Slowdown in economic growth has taken a clear toll on revenue growth, as Chart 2 shows. But the government expects economic activity to pick up in FY21, and push revenue growth up, too.
The externalities of this are severe. For instance, cheaper food for the poor would be increasingly financed from investments made by small savers, as government is unable to spend from its coffers (Chart 3).
Such financing by tapping into the National Small Savings Fund would take the real fiscal deficit close to 4.4 per cent of GDP (Chart 4).
A bigger worry, however, is the nature of the fiscal deficit. In FY21, a bigger part of the fiscal deficit will be used to fund revenue expenses such as welfare schemes, salaries and pensions, interest payments (Chart 5).
Capex is rising, but its load is being taken up by public enterprises in the last few years, so much that the latter has fast outpaced the former (Chart 6).

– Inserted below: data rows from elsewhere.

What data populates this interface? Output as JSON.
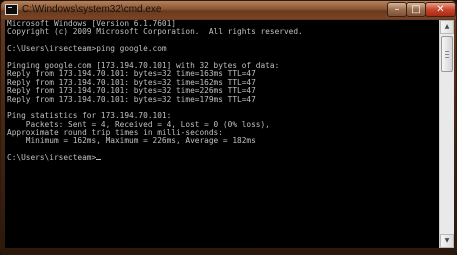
{
  "window": {
    "title": "C:\\Windows\\system32\\cmd.exe",
    "controls": {
      "minimize": "–",
      "maximize": "□",
      "close": "✕"
    }
  },
  "console": {
    "text_color": "#c0c0c0",
    "background": "#000000",
    "lines": [
      "Microsoft Windows [Version 6.1.7601]",
      "Copyright (c) 2009 Microsoft Corporation.  All rights reserved.",
      "",
      "C:\\Users\\irsecteam>ping google.com",
      "",
      "Pinging google.com [173.194.70.101] with 32 bytes of data:",
      "Reply from 173.194.70.101: bytes=32 time=163ms TTL=47",
      "Reply from 173.194.70.101: bytes=32 time=162ms TTL=47",
      "Reply from 173.194.70.101: bytes=32 time=226ms TTL=47",
      "Reply from 173.194.70.101: bytes=32 time=179ms TTL=47",
      "",
      "Ping statistics for 173.194.70.101:",
      "    Packets: Sent = 4, Received = 4, Lost = 0 (0% loss),",
      "Approximate round trip times in milli-seconds:",
      "    Minimum = 162ms, Maximum = 226ms, Average = 182ms",
      "",
      "C:\\Users\\irsecteam>"
    ]
  },
  "scrollbar": {
    "up_arrow": "▲",
    "down_arrow": "▼"
  }
}
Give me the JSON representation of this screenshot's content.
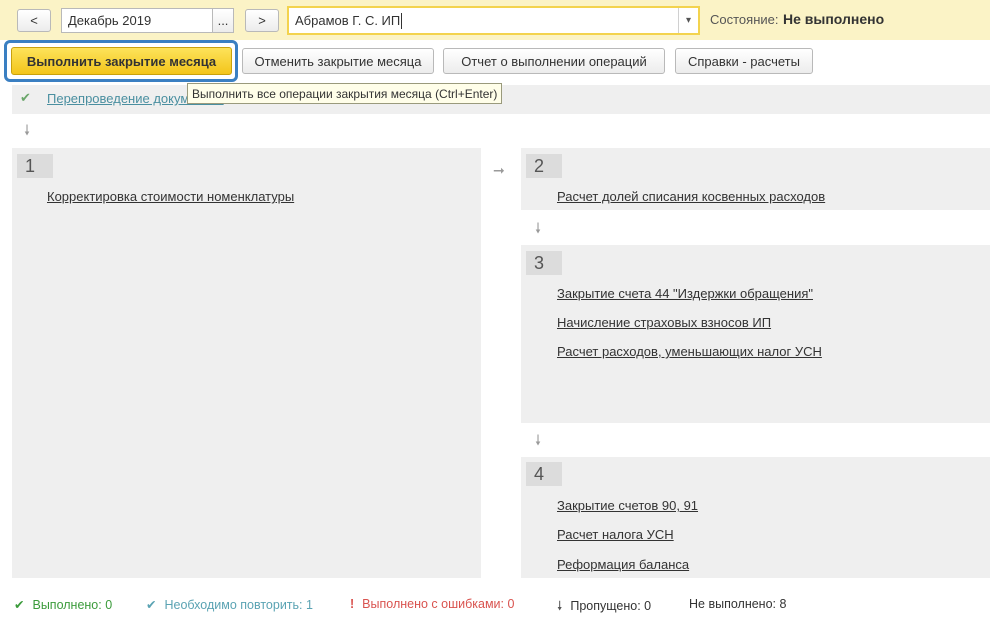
{
  "header": {
    "prev_label": "<",
    "period_value": "Декабрь 2019",
    "period_picker_label": "...",
    "next_label": ">",
    "organization_value": "Абрамов Г. С. ИП",
    "dropdown_label": "▾",
    "status_label": "Состояние:",
    "status_value": "Не выполнено"
  },
  "toolbar": {
    "run_label": "Выполнить закрытие месяца",
    "cancel_label": "Отменить закрытие месяца",
    "report_label": "Отчет о выполнении операций",
    "help_label": "Справки - расчеты"
  },
  "tooltip": "Выполнить все операции закрытия месяца (Ctrl+Enter)",
  "repost": {
    "label": "Перепроведение документов"
  },
  "stages": [
    {
      "number": "1",
      "operations": [
        "Корректировка стоимости номенклатуры"
      ]
    },
    {
      "number": "2",
      "operations": [
        "Расчет долей списания косвенных расходов"
      ]
    },
    {
      "number": "3",
      "operations": [
        "Закрытие счета 44 \"Издержки обращения\"",
        "Начисление страховых взносов ИП",
        "Расчет расходов, уменьшающих налог УСН"
      ]
    },
    {
      "number": "4",
      "operations": [
        "Закрытие счетов 90, 91",
        "Расчет налога УСН",
        "Реформация баланса"
      ]
    }
  ],
  "legend": {
    "done": "Выполнено: 0",
    "repeat": "Необходимо повторить: 1",
    "errors": "Выполнено с ошибками: 0",
    "skipped": "Пропущено: 0",
    "not_done": "Не выполнено: 8"
  },
  "colors": {
    "topbar_bg": "#fbf3c6",
    "primary_button": "#f3c51b",
    "focus_border": "#3a7fc2",
    "done": "#3b9b3b",
    "repeat": "#5aa3b3",
    "errors": "#d9534f"
  }
}
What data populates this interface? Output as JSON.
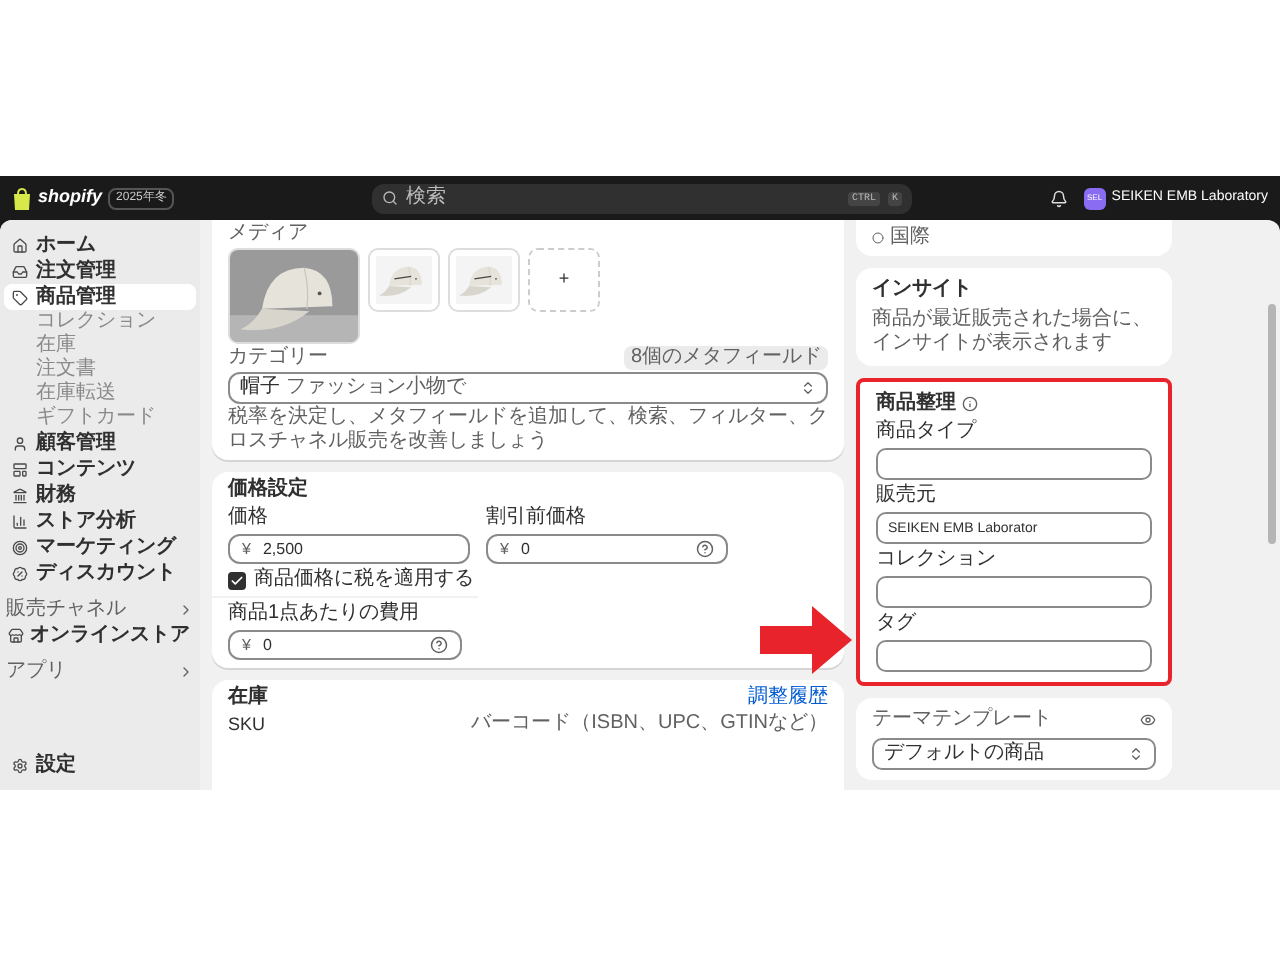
{
  "top_bar": {
    "logo": "shopify",
    "edition_badge": "2025年冬",
    "search": {
      "placeholder": "検索",
      "shortcut": [
        "CTRL",
        "K"
      ]
    },
    "store": {
      "avatar": "SEL",
      "name": "SEIKEN EMB Laboratory"
    }
  },
  "sidebar": {
    "items": [
      {
        "label": "ホーム",
        "selected": false
      },
      {
        "label": "注文管理",
        "selected": false
      },
      {
        "label": "商品管理",
        "selected": true,
        "children": [
          {
            "label": "コレクション",
            "selected": false
          },
          {
            "label": "在庫",
            "selected": false
          },
          {
            "label": "注文書",
            "selected": false
          },
          {
            "label": "在庫転送",
            "selected": false
          },
          {
            "label": "ギフトカード",
            "selected": false
          }
        ]
      },
      {
        "label": "顧客管理",
        "selected": false
      },
      {
        "label": "コンテンツ",
        "selected": false
      },
      {
        "label": "財務",
        "selected": false
      },
      {
        "label": "ストア分析",
        "selected": false
      },
      {
        "label": "マーケティング",
        "selected": false
      },
      {
        "label": "ディスカウント",
        "selected": false
      }
    ],
    "sections": [
      {
        "title": "販売チャネル",
        "items": [
          {
            "label": "オンラインストア",
            "selected": false
          }
        ]
      },
      {
        "title": "アプリ"
      }
    ],
    "settings": "設定"
  },
  "media": {
    "title": "メディア",
    "add_button": "+"
  },
  "category": {
    "label": "カテゴリー",
    "badge": "8個のメタフィールド",
    "value": "帽子",
    "path": "ファッション小物で",
    "hint": "税率を決定し、メタフィールドを追加して、検索、フィルター、クロスチャネル販売を改善しましょう"
  },
  "pricing": {
    "title": "価格設定",
    "price": {
      "label": "価格",
      "currency": "¥",
      "value": "2,500"
    },
    "compare_at": {
      "label": "割引前価格",
      "currency": "¥",
      "value": "0"
    },
    "tax": {
      "label": "商品価格に税を適用する",
      "checked": true
    },
    "cost": {
      "label": "商品1点あたりの費用",
      "currency": "¥",
      "value": "0"
    }
  },
  "inventory": {
    "title": "在庫",
    "link": "調整履歴",
    "sku_label": "SKU",
    "barcode_label": "バーコード（ISBN、UPC、GTINなど）"
  },
  "markets": {
    "item": "国際"
  },
  "insights": {
    "title": "インサイト",
    "text": "商品が最近販売された場合に、インサイトが表示されます"
  },
  "organization": {
    "title": "商品整理",
    "highlighted": true,
    "fields": [
      {
        "label": "商品タイプ"
      },
      {
        "label": "販売元",
        "value": "SEIKEN EMB Laborator"
      },
      {
        "label": "コレクション"
      },
      {
        "label": "タグ"
      }
    ]
  },
  "theme": {
    "label": "テーマテンプレート",
    "value": "デフォルトの商品"
  }
}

The uncertainty about budgetary spending, widening of deficit, and ambiguity on growth uptick would weigh on February’s monetary policy decision. But a bigger worry is bond yields remaining stubborn, or worse, rising (Chart 7).
is a weekly feature. Every Monday, Business Standard guides you through the numbers you need to know to make sense of the headlines